Give it a try! If you’re not already addressing subscribers as “you,” now’s the time to start doing so. This can have a huge impact on the way they feel about your content. In addition to changing the way you write your emails, consider using this approach in other places where you write copy for an audience, such as your blog and website.
Here’s an example of a subject line from one of our emails to customers:
6. Focus on the benefits of your product first, not the features.
If you’re selling a product or service, your business’s homepage has one goal: to convince your visitors they need what you’re selling. And while you should be clear about what customers get with your new product/service (i.e., the features), it’s also important to explain their benefits early on.
The Study: In 1962, psychologist Bennet Murdock developed a theory known as the “primacy effect,” which suggests that information has a stronger impact when it’s presented at the beginning of a sequence. During a study where participants were asked to freely recall a number of words after a presentation, people were more likely to remember those that were presented in the beginning.
Give it a try! The next time you write an email promoting your Awesome Product to your subscribers,focus first on the ways in which people will benefit from it, instead of simply listing out the features they’ll get.
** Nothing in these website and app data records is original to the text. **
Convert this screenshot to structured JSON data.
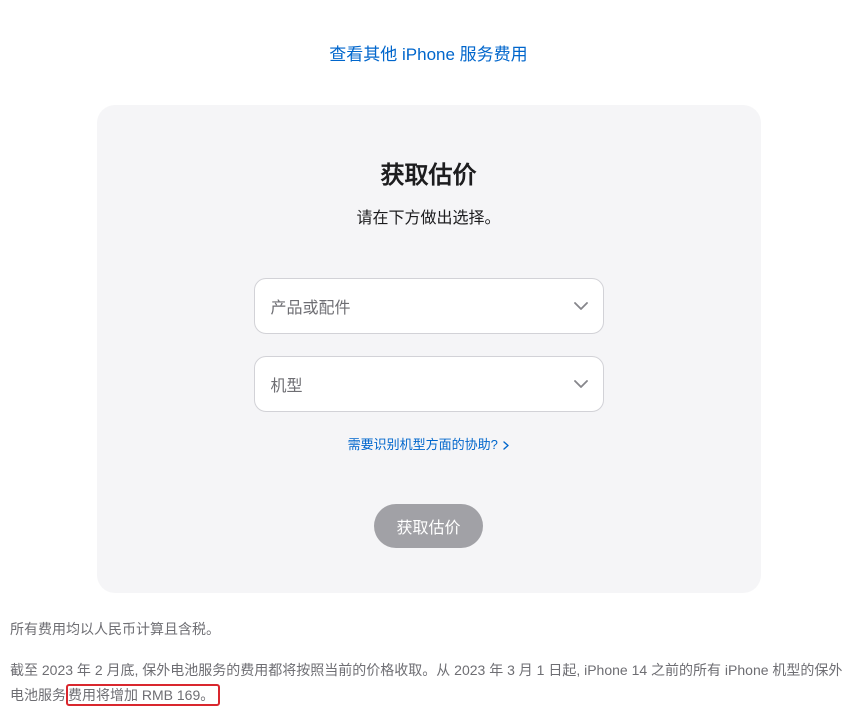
{
  "topLink": {
    "label": "查看其他 iPhone 服务费用"
  },
  "card": {
    "title": "获取估价",
    "subtitle": "请在下方做出选择。",
    "select1": {
      "placeholder": "产品或配件"
    },
    "select2": {
      "placeholder": "机型"
    },
    "helpLink": {
      "label": "需要识别机型方面的协助?"
    },
    "submitButton": {
      "label": "获取估价"
    }
  },
  "footer": {
    "line1": "所有费用均以人民币计算且含税。",
    "line2_part1": "截至 2023 年 2 月底, 保外电池服务的费用都将按照当前的价格收取。从 2023 年 3 月 1 日起, iPhone 14 之前的所有 iPhone 机型的保外电池服务",
    "line2_highlight": "费用将增加 RMB 169。"
  }
}
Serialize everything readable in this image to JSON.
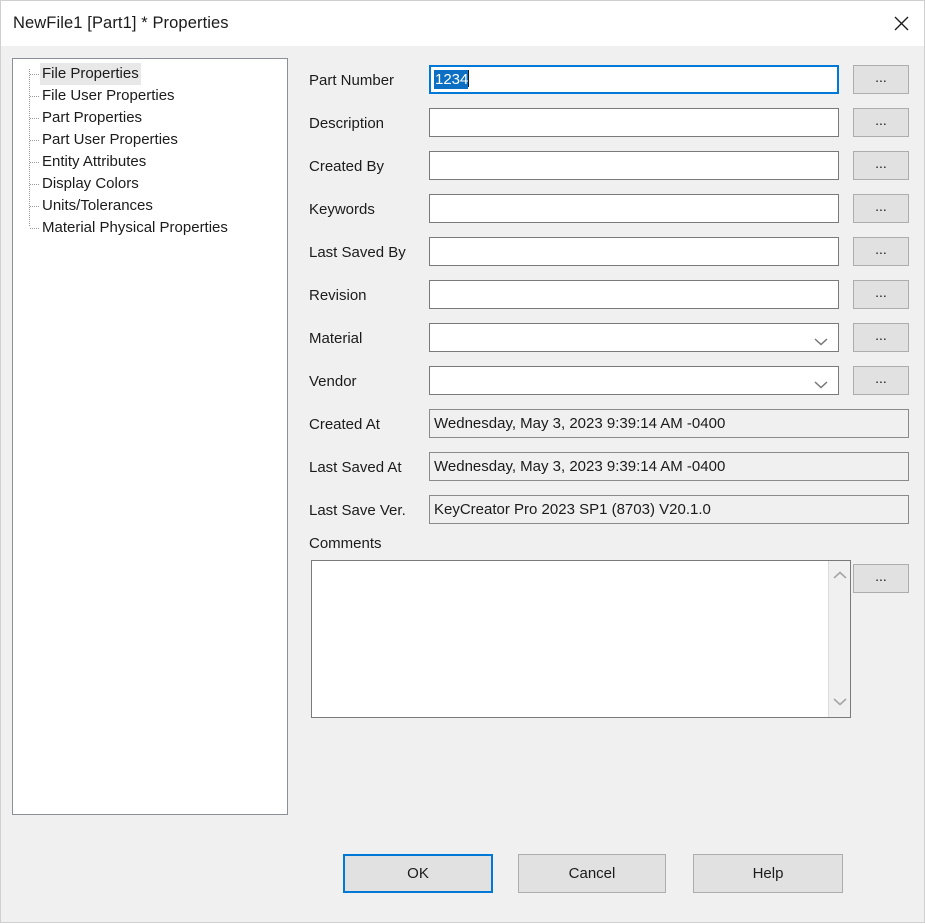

Here’s an example of some great benefits-driven copy from our friends over at Crazy Egg:
Instead of saying that they have a “heat mapping tool” or a “scroll tool” (which might not necessarily conjure up a clear definition for all of their visitors), they simply tell them what each of those tools does.
Using Psychology to Improving Your Writing
While these tactics can help you step up your copywriting, do keep your unique audience in mind. What works for some may not work for others, and it’s important to get to know what type of writing style and techniques your subscribers love best.
Are there other writing best practices you follow when creating your emails? Tell us about it in the comments below!
And if you’re still not sure what to write in your emails, check out our latest course, What to Write in Your Emails (which includes over 45 email copy templates to help you jump-start your writing!):